STATES CHRONICLE – The human brain is one of the most complex organs. There are many legends around its power. The most popular one claims that people usually make use of only 10% of their brain. However, what’s certain is that scientists need more studies to understand how this network of cells truly works. One of this kind of efforts is a recent initiative to build digital cell reconstructions of parts of human brains.
The Study Uses Living Brain Tissues that Would Other Otherwise Be Considered Medical Waste After Brain Surgery
The world of science has yet to crack the mysterious codes that put our mind into motion. How can our brain make us fall in love? How are people learning? Numerous other questions need answers.
On Wednesday, a Seattle team unveiled their reconstructions of living human brain cells through three-dimensional computer generators. The details are not only regarding about form and anatomy, but they are also depicting the electrical signals each cell produces.
The study stands at the forefront of modern neurology as this is the first time scientists used faithful human brain interpretations to monitor the electrical activity of brain cells. Until recently, studies were based on animal organs which cannot support the intelligence of human mind.
The program collects healthy pieces of brain which are considered medical waste after a surgery. Doctors are usually cutting aside the tissue of cortex to get to the source of diseased brain tissue and remove it. The brain’s outer layer that remains outside after the surgery is associated with memory, consciousness, and thinking.
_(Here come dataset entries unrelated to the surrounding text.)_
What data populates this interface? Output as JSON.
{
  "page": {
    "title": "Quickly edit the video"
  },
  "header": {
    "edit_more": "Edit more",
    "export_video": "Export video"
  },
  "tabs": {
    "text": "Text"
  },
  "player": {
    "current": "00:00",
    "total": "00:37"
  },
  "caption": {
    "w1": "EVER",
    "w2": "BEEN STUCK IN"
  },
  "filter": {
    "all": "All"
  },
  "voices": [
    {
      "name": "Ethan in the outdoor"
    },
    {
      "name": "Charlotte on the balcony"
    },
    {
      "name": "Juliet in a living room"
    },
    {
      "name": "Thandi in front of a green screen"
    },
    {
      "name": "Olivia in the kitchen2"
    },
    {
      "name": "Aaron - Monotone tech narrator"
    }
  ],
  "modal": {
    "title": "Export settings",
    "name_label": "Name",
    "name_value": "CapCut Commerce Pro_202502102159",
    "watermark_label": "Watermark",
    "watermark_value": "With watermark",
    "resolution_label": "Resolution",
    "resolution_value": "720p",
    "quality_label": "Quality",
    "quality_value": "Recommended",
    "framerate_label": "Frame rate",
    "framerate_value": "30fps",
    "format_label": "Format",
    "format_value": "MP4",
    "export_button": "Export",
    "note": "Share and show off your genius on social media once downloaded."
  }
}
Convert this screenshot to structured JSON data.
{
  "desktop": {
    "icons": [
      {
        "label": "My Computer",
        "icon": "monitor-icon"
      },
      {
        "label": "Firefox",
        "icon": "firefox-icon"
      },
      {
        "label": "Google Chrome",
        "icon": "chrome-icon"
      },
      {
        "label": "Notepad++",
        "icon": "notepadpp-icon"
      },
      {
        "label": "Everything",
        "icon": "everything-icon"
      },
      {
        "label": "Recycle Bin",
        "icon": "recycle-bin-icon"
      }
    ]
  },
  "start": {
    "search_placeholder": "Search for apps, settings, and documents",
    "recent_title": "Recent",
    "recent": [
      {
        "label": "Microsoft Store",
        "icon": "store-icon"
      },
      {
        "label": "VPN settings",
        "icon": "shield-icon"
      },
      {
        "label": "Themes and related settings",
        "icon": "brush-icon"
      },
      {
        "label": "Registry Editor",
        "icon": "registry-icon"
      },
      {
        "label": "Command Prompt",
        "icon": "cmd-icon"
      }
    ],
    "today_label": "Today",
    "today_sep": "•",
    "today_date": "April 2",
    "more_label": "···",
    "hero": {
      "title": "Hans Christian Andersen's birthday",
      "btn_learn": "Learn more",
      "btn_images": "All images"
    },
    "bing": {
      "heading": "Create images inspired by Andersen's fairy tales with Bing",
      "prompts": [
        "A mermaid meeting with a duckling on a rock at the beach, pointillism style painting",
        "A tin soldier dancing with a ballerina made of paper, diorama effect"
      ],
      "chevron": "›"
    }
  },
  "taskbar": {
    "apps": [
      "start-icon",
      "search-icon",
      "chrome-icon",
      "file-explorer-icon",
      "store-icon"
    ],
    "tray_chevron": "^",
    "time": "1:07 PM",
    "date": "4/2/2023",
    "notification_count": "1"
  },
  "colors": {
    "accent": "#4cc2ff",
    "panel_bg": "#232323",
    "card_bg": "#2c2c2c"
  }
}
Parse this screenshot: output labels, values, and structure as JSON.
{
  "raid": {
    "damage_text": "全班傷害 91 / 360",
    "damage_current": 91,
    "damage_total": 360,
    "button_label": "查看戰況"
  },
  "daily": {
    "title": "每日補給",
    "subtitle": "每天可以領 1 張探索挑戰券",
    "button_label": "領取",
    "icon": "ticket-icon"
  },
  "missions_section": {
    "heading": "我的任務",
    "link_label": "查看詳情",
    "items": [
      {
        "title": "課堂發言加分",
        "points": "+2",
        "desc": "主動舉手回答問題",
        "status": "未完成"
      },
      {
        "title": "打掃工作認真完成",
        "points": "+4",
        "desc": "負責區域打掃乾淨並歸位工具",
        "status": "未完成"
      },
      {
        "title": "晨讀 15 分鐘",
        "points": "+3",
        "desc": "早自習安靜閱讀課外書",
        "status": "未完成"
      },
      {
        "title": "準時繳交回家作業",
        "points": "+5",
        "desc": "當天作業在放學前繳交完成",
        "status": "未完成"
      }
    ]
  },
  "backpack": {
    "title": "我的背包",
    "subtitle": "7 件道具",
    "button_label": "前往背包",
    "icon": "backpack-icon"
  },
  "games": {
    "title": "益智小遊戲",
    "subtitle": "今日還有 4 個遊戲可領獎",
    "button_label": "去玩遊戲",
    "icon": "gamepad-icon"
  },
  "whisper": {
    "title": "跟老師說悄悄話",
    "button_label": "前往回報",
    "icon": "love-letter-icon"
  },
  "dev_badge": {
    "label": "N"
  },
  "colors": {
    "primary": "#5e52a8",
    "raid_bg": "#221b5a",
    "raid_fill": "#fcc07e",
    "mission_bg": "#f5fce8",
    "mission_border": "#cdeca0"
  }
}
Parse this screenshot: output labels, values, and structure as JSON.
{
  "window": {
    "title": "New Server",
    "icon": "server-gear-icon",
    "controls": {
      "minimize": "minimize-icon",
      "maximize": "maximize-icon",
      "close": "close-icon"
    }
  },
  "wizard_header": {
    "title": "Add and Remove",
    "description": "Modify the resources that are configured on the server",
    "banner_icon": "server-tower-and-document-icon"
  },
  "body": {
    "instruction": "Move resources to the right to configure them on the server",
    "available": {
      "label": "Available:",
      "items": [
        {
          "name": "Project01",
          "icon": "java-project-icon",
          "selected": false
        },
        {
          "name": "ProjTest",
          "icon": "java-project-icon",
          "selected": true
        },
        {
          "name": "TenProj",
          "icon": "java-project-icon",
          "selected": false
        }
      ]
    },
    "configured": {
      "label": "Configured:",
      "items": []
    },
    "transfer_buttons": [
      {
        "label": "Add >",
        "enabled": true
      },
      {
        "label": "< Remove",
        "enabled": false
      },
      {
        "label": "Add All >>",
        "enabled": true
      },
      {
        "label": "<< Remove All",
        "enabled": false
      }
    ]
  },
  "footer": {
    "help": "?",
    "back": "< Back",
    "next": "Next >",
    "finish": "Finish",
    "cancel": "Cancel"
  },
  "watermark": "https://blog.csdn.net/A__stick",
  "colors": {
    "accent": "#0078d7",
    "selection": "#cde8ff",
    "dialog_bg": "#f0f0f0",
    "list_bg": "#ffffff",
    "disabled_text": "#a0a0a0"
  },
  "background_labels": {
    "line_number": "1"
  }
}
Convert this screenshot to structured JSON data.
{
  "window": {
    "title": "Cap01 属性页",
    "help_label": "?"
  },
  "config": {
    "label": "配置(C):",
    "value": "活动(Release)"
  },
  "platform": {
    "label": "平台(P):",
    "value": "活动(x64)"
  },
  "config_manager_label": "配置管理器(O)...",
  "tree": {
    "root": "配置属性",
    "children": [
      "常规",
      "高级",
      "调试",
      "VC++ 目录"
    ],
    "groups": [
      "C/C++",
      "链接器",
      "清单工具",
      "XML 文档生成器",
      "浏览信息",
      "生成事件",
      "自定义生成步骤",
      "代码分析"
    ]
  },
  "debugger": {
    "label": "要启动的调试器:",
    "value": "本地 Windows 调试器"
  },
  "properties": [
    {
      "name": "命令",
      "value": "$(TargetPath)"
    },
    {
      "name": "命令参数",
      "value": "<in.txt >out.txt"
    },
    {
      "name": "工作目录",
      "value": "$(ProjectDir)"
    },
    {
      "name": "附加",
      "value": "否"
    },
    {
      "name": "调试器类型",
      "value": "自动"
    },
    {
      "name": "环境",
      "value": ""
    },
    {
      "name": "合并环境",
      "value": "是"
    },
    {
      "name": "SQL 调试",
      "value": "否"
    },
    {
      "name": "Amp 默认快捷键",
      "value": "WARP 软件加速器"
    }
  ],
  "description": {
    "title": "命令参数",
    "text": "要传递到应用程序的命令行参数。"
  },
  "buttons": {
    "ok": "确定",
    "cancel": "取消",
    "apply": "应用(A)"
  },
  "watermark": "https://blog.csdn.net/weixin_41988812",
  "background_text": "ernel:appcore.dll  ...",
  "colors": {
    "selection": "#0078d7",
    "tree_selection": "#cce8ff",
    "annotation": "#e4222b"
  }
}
The project collects these still living parts to study them under a microscope. Each element is then written down in digital form and becomes part of The Allen Cell Types Database. The library is open for everyone to study this type of data.
The Digital Cell Reconstructions Allows Scientists to Experiment for the First Time with Human Brains
So far, scientists worked with 36 brain samples of the size of an ice cube from which they extracted 300 living neurons. Out of these, 100 units received their 3D digital cell reconstructions. This collection constitutes enough data for scientists to start researching the human brain.
The Allen Institute for Brain Science has just received a five-year grant of almost $100 million from the National Institutes of Health. This financial support will translate into additional resources to extend the research on types of human brain cells.
Image source: 1